Rebecca Walker is the editor of an anthology of writings
by young feminists called to be real. (Anchor Books). She
started the Third Wave Foundation which awards grants to
individuals , projects and organizations for initiatives
supporting women and girls.
GCD: Was there a particular experience that "made"
you be a feminist/activist?
RW: When I was in the tenth grade I was walking home
from school one day and I saw a man beating up a woman on
the street. It was such a turning point for me. I wrote
an article about it that was put in my school paper. At
the time, I was going to a mostly white private school,
and I felt pretty isolated. But after writing that a lot
of people came up to me and said how moving it was, and
how they had seen similar things. I began to understand
how speaking out about an experience can create a kind of
community around an issue, and create relationships that
might not otherwise exist. From that, I went on to found
the Minority Advisory Council at my school and later became
school president. But it was that first incident that made
me feel like there really is power in talking about problems
and in working with other people around issues. That was
the beginning of me being an activist.
GCD: What are some of the skills that make you a good
RW: I think about trying to have integrity.
GCD: What about young women who say they are not feminists?
RW: What I have seen in many young women and men is that

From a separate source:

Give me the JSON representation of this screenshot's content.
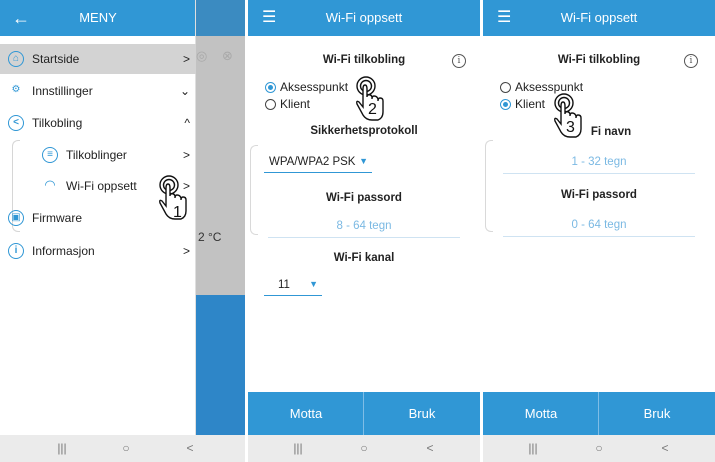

they believe intuitively in the principles of feminism,
but there is a resistance to the label. In the book to be
real, I wanted to explore what that resistance was about
- to give people the room to define feminism in a way that
would make them feel more comfortable with it. But I would
say that instead of knee-jerk resisting the feminist label,
try to engage and articulate why you have that resistance.
Then do the hard work of adding your voice to this thing
called feminism, instead of retreating from it. It's one
of the most important social movements of our time.
GCD: Do you have any advice for young women about "being
RW: Cultivate your awareness, keep trying to learn more
and trust your instincts. If you instinctively feel like
something is wrong or unjust, you're probably right. Just
talking about those things with friends is a good first
step. After that, there are many different ways that you
can respond. You can write about it. You can talk to teachers
about it. You can form an informal reading group to explore
the issues. You can form a protest group to raise awareness
about the issues. You have to find the way that feels comfortable